      I really don’t know what is going on with the (now named) Hunt Grow Gather foundation. I helped to write some of their bylaws for approval by the board, but haven’t heard anything recently other than the name change. I would love to see the blog post you reference about leadership issues. I would have expected them to have plans for a conference this year, but have seen nothing and wouldn’t be surprised if leadership was part of the issue. Sometimes a dynamic leader with a vision is what you really need. Beeyoutiful is still a member of WAPF – at least, we’re still getting the quarterly journal (just got one yesterday), but I don’t think we’ve paid any dues for this last year, so I don’t know. In the past we got invited by WAPFs conference coordinator to various WAPF events. This year we’ve been invited to other events, but not to WAPF. I don’t know if we would be welcome if we tried to go, but at this point we have no intentions of trying to show at their conferences or even pay membership dues. I was very vocal about the FCLO issue in places where they could see it, and they actually made up some new rules to keep me from getting information as I was trying to dig in this further. Repercussions from Sally are a very real thing that I have had first hand accounts of over these last 18 months. I have no doubts that WAPF and GPP both took a financial hit over the FCLO debacle, not just because of the revelations, but especially because of their handling of the matter. Both organizations had been kind of playing it fast and loose with information about FCLO for years, and finally all of their insinuations, poor (or non-existent) research, unsubstantiated claims and questionable testing all came to a head at one time. I heard from one person who was there that they did an “energy reading” on the product at a board meeting. From that point on it was “we know it is good (based on the energy reading), we just have to find the data that proves it”. All information and testimony to the contrary was discounted, denied, or discarded.
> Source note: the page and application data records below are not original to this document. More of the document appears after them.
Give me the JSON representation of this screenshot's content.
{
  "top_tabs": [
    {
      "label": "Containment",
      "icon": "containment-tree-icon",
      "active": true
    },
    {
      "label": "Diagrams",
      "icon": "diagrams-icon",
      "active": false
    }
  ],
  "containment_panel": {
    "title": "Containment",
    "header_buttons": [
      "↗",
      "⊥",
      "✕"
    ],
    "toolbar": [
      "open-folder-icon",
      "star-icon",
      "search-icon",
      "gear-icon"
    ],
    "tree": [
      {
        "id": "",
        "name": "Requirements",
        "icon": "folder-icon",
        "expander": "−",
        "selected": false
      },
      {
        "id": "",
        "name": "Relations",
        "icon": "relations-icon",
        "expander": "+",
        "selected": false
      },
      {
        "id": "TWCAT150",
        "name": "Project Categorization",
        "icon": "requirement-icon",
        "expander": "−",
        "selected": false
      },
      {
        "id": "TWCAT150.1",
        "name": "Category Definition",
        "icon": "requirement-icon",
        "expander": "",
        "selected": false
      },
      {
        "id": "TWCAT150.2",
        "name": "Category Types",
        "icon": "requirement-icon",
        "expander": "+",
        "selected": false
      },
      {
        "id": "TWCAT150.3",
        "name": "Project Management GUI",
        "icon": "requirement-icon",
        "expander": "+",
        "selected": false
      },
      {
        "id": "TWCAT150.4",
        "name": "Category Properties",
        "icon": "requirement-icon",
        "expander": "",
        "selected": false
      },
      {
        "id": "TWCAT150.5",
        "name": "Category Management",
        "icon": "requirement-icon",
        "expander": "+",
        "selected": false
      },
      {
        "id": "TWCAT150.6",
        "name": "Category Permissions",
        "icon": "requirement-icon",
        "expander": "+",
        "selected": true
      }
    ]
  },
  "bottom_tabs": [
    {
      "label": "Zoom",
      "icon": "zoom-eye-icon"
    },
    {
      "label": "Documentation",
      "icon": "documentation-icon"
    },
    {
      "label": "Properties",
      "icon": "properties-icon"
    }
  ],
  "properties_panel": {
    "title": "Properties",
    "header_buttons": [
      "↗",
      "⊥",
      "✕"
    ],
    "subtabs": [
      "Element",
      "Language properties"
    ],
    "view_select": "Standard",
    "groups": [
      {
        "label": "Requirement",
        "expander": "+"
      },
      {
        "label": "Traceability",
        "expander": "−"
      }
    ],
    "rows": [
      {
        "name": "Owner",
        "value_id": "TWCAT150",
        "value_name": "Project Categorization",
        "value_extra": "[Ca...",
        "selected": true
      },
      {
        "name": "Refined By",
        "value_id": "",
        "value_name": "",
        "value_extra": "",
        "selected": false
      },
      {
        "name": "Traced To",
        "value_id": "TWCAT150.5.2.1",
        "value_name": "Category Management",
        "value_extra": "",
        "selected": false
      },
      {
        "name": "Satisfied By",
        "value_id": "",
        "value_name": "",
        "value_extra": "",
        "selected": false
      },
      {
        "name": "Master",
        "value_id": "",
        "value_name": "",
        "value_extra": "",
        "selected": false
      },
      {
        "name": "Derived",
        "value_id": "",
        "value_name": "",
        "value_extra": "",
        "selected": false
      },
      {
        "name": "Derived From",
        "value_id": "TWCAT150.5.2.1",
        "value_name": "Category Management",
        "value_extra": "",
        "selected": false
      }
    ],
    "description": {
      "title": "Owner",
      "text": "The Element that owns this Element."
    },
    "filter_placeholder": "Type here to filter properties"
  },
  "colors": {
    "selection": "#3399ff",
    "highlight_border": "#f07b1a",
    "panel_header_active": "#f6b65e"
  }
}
      I continue to believe that there are problems with FCLO. First, the testimony from David Wetzel that he doesn’t believe the product can go bad should be disturbing to anybody that knows anything about healthy natural or fermented products. Have you heard the saying that you shouldn’t eat any food that doesn’t go bad? Real food goes bad. Fermented and cultured foods are protected by bacteria and have a longer shelf life, but still go bad. Oil goes bad – even the most stable of oils. His product is not protected by bacteria, and is a very fragile oil that tends to go bad quickly. If he is seeing no change in it after years and years, I can’t come up with any other explanation than that it already went bad – especially with the high amine count, putrescine and cadaverine being among them. Secondly, I read first hand testimonials of people whose health improved and whose very low vitamin D levels came back to normal after stopping the FCLO. Remember FCLO was touted as having extremely high vitamin D levels.

      We’re very happy with the Rosita Cod Liver Oil and Ratfish Liver Oil that we’re carrying, and our customers seem to be very happy with it as well. We also had a high vitamin butter oil, but that has now been replaced by emu oil from Walkabout Health Products. Emu oil is stable and has 10x the vitamin k levels of butter oil, and is very mild. My kids ask for it. It doesn’t hurt that the capsule is mildly sweet when chewed! 🙂


Join the conversation!

Fill in your details below or click an icon to log in: Logo

You are commenting using your account. Log Out /  Change )

Facebook photo

You are commenting using your Facebook account. Log Out /  Change )

Connecting to %s